* Prompt: Keep the pictures out. Copy every line of the listing exactly.

[Record extracts — start]

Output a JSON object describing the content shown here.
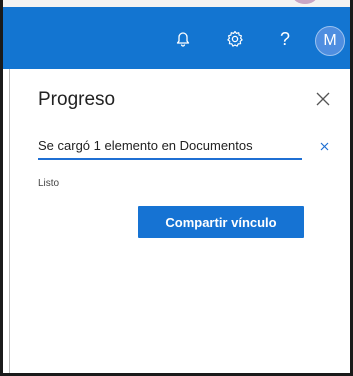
{
  "header": {
    "avatar_initial": "M",
    "help_symbol": "?",
    "icons": [
      "bell-icon",
      "gear-icon",
      "help-icon"
    ],
    "accent": "#1375d1"
  },
  "panel": {
    "title": "Progreso",
    "upload_message": "Se cargó 1 elemento en Documentos",
    "status": "Listo",
    "share_button_label": "Compartir vínculo"
  }
}
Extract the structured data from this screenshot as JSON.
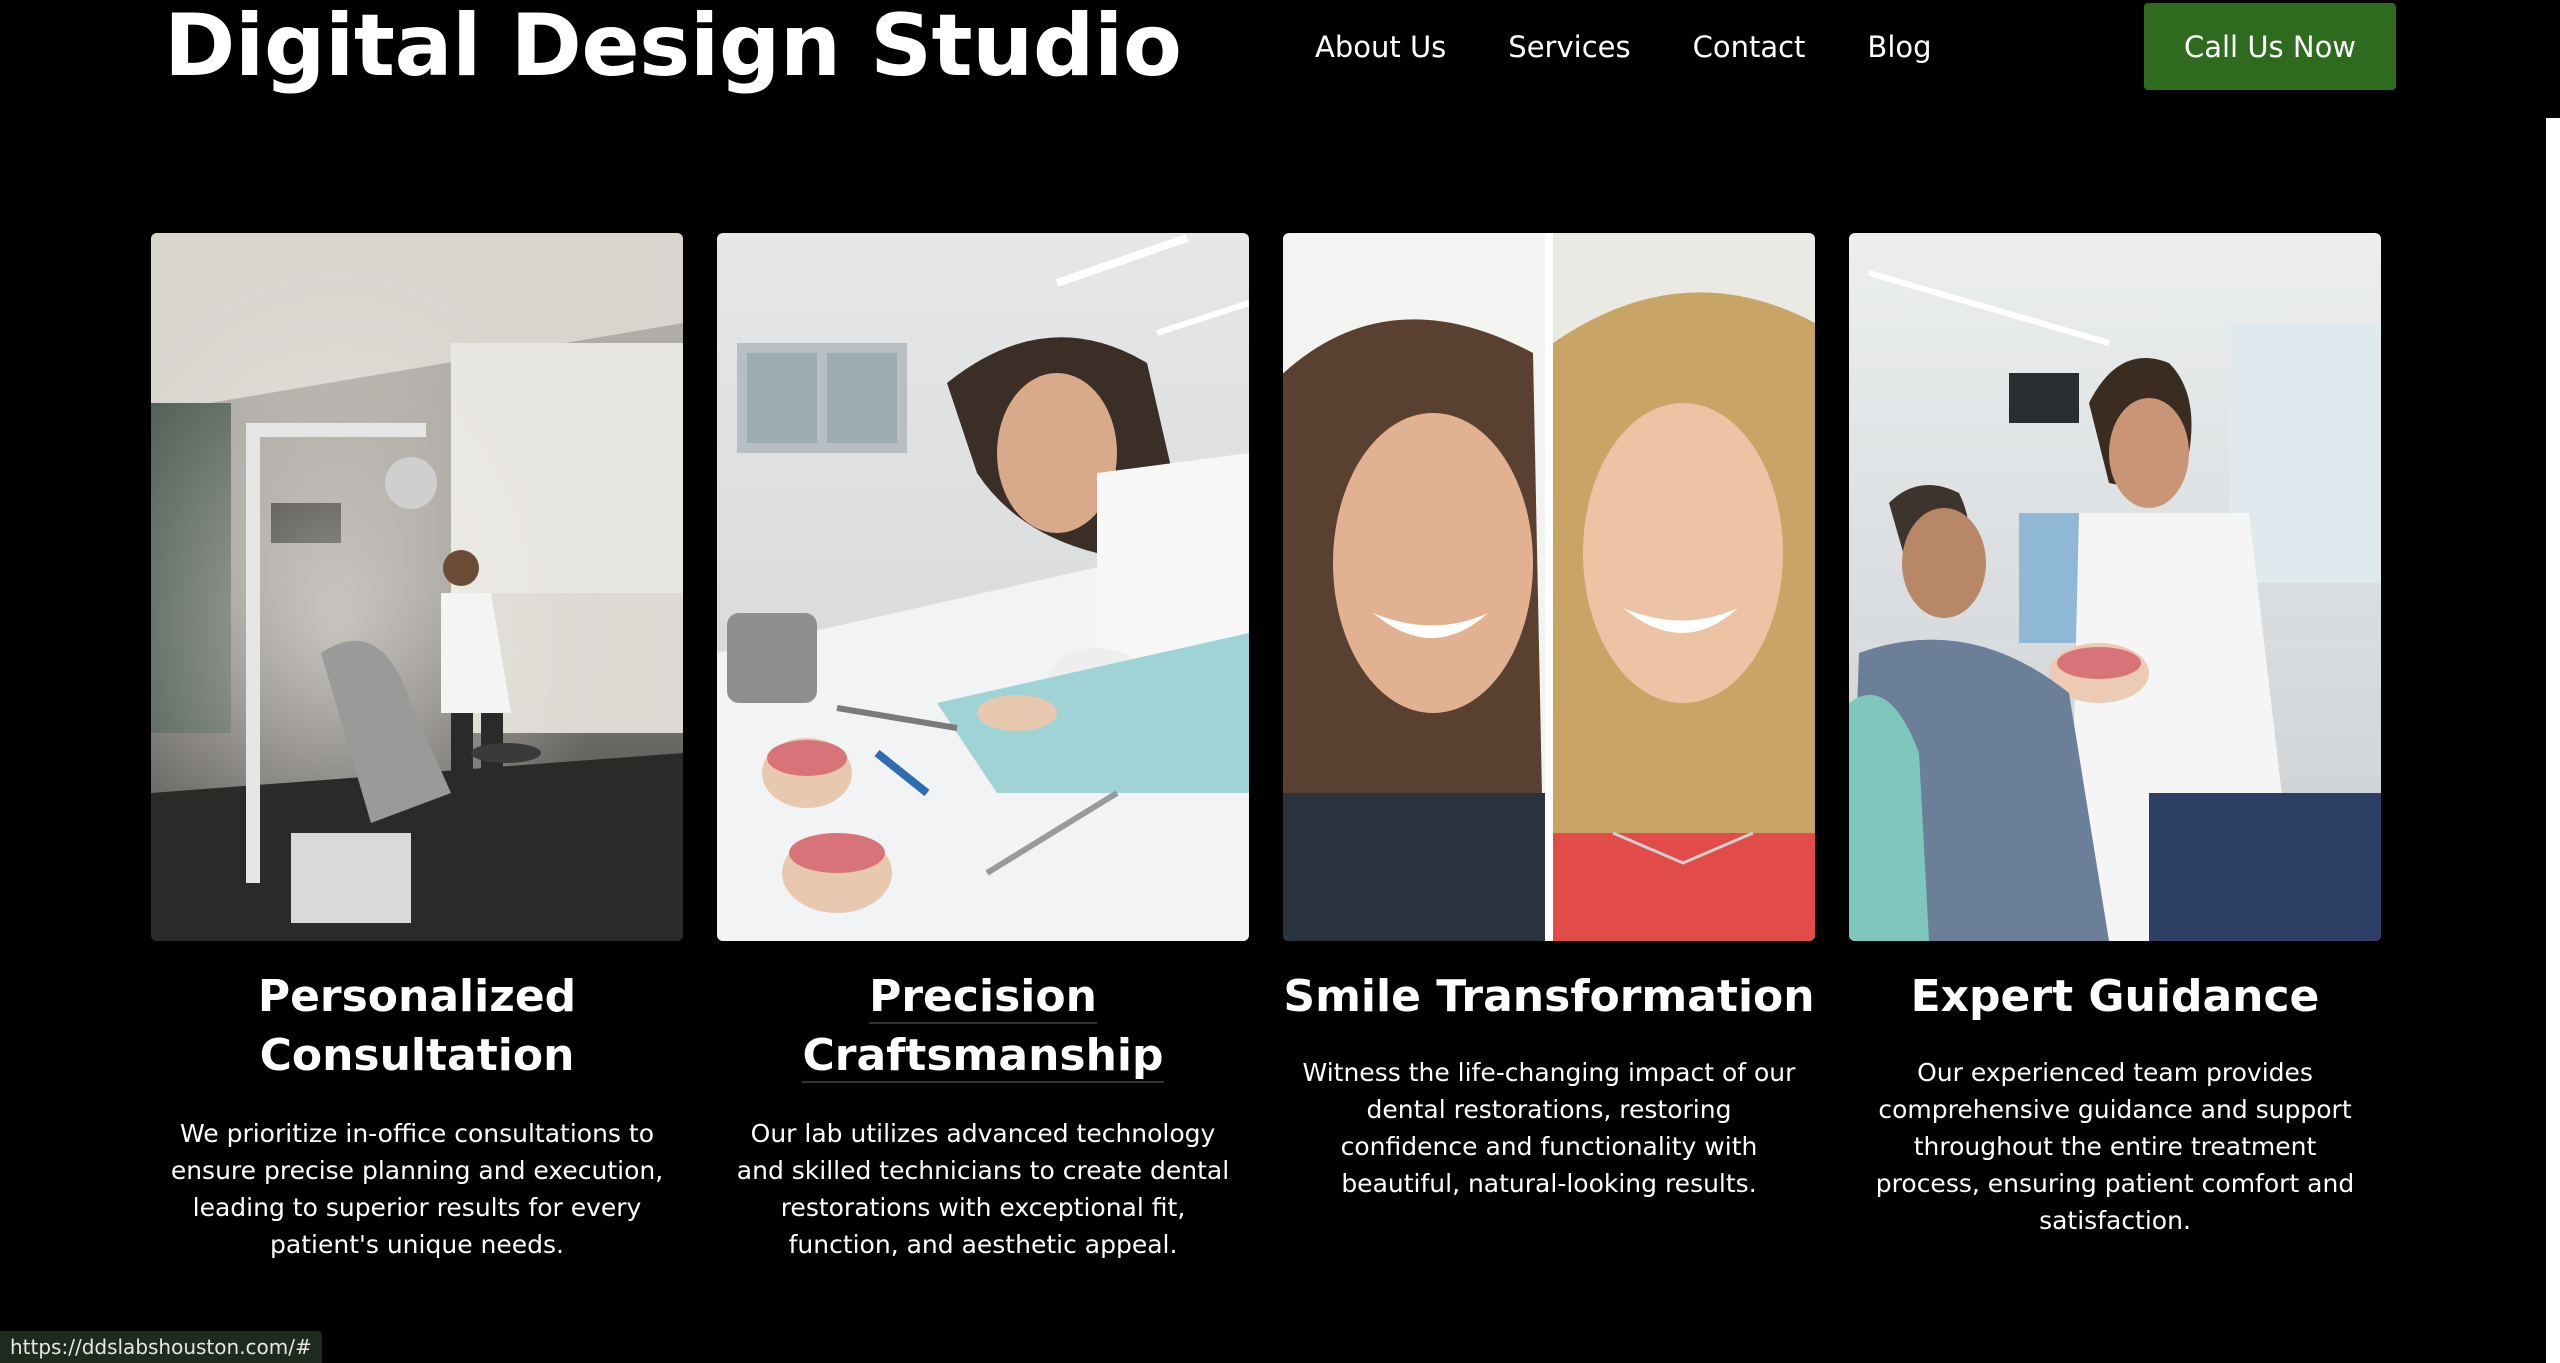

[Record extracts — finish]

* Your solution:
Output a JSON object describing the content shown here.
{
  "header": {
    "avatar_initial": "M",
    "help_symbol": "?",
    "icons": [
      "bell-icon",
      "gear-icon",
      "help-icon"
    ],
    "accent": "#1375d1"
  },
  "panel": {
    "title": "Progreso",
    "upload_message": "Se cargó 1 elemento en Documentos",
    "status": "Listo",
    "share_button_label": "Compartir vínculo"
  }
}
Extract the structured data from this screenshot as JSON.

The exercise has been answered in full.